> _Work instruction_: Please copy every line from the records below that contains the string "AirPods".

--- Data for processing Enclosed Below ---

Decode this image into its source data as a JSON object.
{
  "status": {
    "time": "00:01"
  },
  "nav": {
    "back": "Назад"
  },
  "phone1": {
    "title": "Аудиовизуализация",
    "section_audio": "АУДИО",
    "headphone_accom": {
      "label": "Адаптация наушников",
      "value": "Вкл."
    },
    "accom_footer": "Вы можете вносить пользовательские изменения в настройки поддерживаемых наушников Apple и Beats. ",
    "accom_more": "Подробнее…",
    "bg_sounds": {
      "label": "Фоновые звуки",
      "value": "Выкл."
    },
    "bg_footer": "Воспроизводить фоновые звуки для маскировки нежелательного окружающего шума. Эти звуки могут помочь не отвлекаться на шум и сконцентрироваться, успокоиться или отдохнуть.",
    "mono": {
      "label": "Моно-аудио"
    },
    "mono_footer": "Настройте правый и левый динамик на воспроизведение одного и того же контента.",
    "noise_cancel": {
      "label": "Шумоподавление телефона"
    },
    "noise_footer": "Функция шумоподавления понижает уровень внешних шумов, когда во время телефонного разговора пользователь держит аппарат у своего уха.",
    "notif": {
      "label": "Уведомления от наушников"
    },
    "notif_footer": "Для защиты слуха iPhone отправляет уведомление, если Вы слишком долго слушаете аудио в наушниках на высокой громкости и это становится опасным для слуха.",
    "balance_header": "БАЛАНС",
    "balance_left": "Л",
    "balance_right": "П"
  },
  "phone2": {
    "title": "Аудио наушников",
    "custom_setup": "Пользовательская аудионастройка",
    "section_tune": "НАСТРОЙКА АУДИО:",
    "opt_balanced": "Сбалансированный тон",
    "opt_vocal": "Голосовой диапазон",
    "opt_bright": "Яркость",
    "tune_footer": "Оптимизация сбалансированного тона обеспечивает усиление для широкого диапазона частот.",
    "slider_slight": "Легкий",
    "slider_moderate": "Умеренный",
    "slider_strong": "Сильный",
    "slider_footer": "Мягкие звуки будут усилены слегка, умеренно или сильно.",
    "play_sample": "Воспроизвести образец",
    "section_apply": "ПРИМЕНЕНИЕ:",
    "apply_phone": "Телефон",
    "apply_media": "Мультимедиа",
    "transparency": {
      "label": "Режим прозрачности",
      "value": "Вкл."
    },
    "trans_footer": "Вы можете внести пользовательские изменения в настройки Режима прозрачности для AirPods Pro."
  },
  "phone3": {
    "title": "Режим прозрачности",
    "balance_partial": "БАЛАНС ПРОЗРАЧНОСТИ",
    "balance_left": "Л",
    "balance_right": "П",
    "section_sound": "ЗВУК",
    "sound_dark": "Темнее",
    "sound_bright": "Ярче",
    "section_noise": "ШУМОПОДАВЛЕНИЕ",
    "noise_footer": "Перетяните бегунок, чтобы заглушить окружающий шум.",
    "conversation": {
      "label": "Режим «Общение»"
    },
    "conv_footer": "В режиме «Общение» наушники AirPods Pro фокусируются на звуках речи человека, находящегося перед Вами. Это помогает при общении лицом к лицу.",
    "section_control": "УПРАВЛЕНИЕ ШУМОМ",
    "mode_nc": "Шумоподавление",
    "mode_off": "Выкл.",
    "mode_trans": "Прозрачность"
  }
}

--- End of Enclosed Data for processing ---

> _Output of the task_:
    "trans_footer": "Вы можете внести пользовательские изменения в настройки Режима прозрачности для AirPods Pro."
    "conv_footer": "В режиме «Общение» наушники AirPods Pro фокусируются на звуках речи человека, находящегося перед Вами. Это помогает при общении лицом к лицу.",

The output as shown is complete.